Segment Open

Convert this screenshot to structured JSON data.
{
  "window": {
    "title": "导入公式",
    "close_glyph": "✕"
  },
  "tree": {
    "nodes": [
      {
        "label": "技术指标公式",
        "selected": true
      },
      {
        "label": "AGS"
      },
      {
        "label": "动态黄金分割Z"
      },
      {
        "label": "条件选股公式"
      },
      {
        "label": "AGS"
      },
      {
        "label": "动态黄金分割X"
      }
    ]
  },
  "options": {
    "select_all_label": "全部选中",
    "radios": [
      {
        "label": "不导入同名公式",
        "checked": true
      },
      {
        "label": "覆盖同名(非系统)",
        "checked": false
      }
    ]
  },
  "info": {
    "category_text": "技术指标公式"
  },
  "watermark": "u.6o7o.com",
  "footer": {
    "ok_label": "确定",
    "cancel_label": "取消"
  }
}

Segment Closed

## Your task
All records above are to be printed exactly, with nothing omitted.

## Response to this exercise
Convert this screenshot to structured JSON data.
{
  "window": {
    "title": "导入公式",
    "close_glyph": "✕"
  },
  "tree": {
    "nodes": [
      {
        "label": "技术指标公式",
        "selected": true
      },
      {
        "label": "AGS"
      },
      {
        "label": "动态黄金分割Z"
      },
      {
        "label": "条件选股公式"
      },
      {
        "label": "AGS"
      },
      {
        "label": "动态黄金分割X"
      }
    ]
  },
  "options": {
    "select_all_label": "全部选中",
    "radios": [
      {
        "label": "不导入同名公式",
        "checked": true
      },
      {
        "label": "覆盖同名(非系统)",
        "checked": false
      }
    ]
  },
  "info": {
    "category_text": "技术指标公式"
  },
  "watermark": "u.6o7o.com",
  "footer": {
    "ok_label": "确定",
    "cancel_label": "取消"
  }
}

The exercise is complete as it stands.